### INSTRUCTIONS FOR THE TASK
Every record below should be printed exactly, except for the pictures.

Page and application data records
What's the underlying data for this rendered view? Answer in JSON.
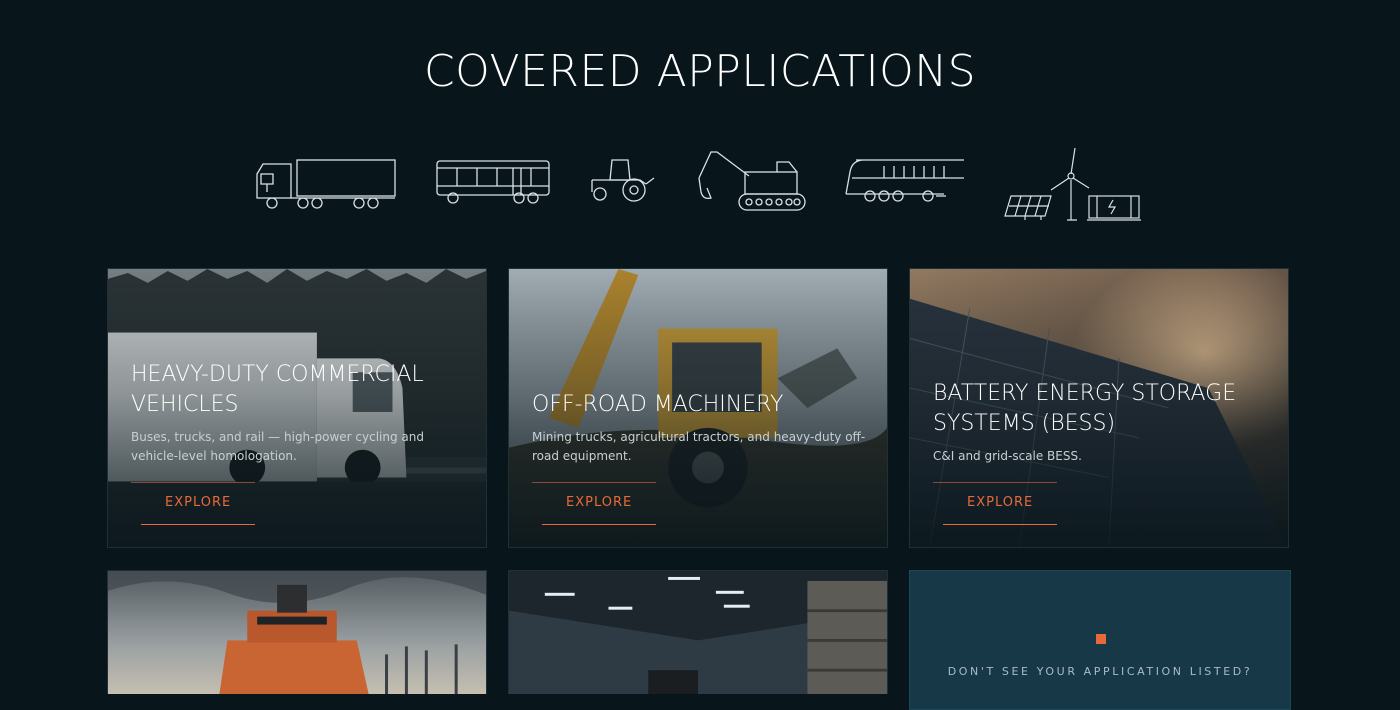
{
  "page": {
    "title": "COVERED APPLICATIONS"
  },
  "icons": [
    "truck-icon",
    "bus-icon",
    "tractor-icon",
    "excavator-icon",
    "train-icon",
    "solar-wind-battery-icon"
  ],
  "cards": [
    {
      "title_line1": "HEAVY-DUTY COMMERCIAL",
      "title_line2": "VEHICLES",
      "description": "Buses, trucks, and rail — high-power cycling and vehicle-level homologation.",
      "button": "EXPLORE"
    },
    {
      "title_line1": "OFF-ROAD MACHINERY",
      "title_line2": "",
      "description": "Mining trucks, agricultural tractors, and heavy-duty off-road equipment.",
      "button": "EXPLORE"
    },
    {
      "title_line1": "BATTERY ENERGY STORAGE",
      "title_line2": "SYSTEMS (BESS)",
      "description": "C&I and grid-scale BESS.",
      "button": "EXPLORE"
    }
  ],
  "cta": {
    "text": "DON'T SEE YOUR APPLICATION LISTED?"
  },
  "colors": {
    "background": "#08151a",
    "accent": "#e8693a",
    "cta_background": "#163847"
  }
}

### EXERCISE OUTPUT
What's the underlying data for this rendered view? Answer in JSON.
{
  "page": {
    "title": "COVERED APPLICATIONS"
  },
  "icons": [
    "truck-icon",
    "bus-icon",
    "tractor-icon",
    "excavator-icon",
    "train-icon",
    "solar-wind-battery-icon"
  ],
  "cards": [
    {
      "title_line1": "HEAVY-DUTY COMMERCIAL",
      "title_line2": "VEHICLES",
      "description": "Buses, trucks, and rail — high-power cycling and vehicle-level homologation.",
      "button": "EXPLORE"
    },
    {
      "title_line1": "OFF-ROAD MACHINERY",
      "title_line2": "",
      "description": "Mining trucks, agricultural tractors, and heavy-duty off-road equipment.",
      "button": "EXPLORE"
    },
    {
      "title_line1": "BATTERY ENERGY STORAGE",
      "title_line2": "SYSTEMS (BESS)",
      "description": "C&I and grid-scale BESS.",
      "button": "EXPLORE"
    }
  ],
  "cta": {
    "text": "DON'T SEE YOUR APPLICATION LISTED?"
  },
  "colors": {
    "background": "#08151a",
    "accent": "#e8693a",
    "cta_background": "#163847"
  }
}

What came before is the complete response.